Guard Bureau Counters Army Aviation Plan

NGAUS Washington Report

(Feb. 4, 2014) The Army National Guard would field AH-64 Apache helicopters in four attack reconnaissance battalions and two attack reconnaissance squadrons under a proposal from the National Guard Bureau.

The bureau is responding to a plan from the Army to remove all Apache helicopters from the Guard, as well as all OH-58 Kiowa from the entire service. The Army wants to remove half of the Guard’s LUH-72 Lakota helicopter fleet, as well.

Under the Army proposal, the Army Guard would lose more than 200 aircraft even after it was supplied with older model UH-60 Black Hawk aircraft transferred from other components.

According to Inside Defense, which reported the National Guard Bureau proposal today, “The Bureau is recommending that the Army National Guard retain six attack reconnaissance battalions and convert two to attack reconnaissance squadrons, the document shows.

The active component would retain eight combat aviation brigades. The Guard would have two CABs comprised of ARBs and ARSs with Apaches and nine combat support aviation battalions. The force structure also includes two multi-component CABs with Apache ARBs with the Guard.”

The Guard also wants to retain 212 Lakotas for security and support battalions, but the Army proposal would not leave them that many.

The Guard proposal supports a study of the Army’s aviation needs before taking any action, “due to the magnitude and enduring impact of the proposed restructure.”

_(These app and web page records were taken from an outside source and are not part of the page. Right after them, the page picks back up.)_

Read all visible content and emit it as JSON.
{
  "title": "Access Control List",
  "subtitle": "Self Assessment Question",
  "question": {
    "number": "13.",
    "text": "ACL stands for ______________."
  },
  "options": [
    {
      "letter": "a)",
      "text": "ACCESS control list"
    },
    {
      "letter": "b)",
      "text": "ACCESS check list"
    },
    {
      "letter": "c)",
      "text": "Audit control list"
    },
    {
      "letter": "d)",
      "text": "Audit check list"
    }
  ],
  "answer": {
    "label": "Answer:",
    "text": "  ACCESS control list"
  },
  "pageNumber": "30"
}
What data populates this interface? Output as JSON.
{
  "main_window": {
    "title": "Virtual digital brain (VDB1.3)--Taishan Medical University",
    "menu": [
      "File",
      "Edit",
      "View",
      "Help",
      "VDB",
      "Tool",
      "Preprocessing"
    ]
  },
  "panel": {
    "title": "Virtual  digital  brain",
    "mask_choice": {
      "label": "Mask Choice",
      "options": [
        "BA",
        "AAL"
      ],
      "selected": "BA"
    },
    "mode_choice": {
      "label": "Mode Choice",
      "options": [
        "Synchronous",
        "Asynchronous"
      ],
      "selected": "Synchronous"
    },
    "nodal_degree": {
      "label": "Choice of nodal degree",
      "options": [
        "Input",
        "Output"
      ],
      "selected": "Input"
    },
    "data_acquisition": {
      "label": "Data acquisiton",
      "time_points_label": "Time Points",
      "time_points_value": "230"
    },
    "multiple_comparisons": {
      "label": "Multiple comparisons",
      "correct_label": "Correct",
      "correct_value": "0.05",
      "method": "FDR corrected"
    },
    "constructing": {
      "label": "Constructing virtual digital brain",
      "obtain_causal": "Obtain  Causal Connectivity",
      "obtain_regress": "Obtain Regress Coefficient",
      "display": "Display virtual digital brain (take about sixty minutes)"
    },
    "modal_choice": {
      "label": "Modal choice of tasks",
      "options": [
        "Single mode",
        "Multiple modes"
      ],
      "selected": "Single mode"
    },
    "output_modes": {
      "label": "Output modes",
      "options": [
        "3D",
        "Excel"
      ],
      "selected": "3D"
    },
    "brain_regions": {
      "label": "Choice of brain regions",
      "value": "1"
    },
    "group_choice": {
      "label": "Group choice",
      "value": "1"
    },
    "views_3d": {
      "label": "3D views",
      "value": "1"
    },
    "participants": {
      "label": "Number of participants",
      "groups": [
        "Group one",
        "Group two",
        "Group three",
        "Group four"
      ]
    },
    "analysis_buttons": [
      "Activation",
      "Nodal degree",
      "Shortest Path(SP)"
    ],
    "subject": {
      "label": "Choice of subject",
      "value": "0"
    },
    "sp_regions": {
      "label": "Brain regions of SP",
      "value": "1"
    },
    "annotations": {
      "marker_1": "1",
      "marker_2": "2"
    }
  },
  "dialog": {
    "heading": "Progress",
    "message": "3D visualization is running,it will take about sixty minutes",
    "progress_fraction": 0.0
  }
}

Legislation recently introduced by Rep. Joe Wilson, R-S.C., would create a commission to study the structure and end strength of the Army. If it becomes law, the legislation would prevent the Army from taking action on its proposal until the commission’s report was complete, which would not be for two years.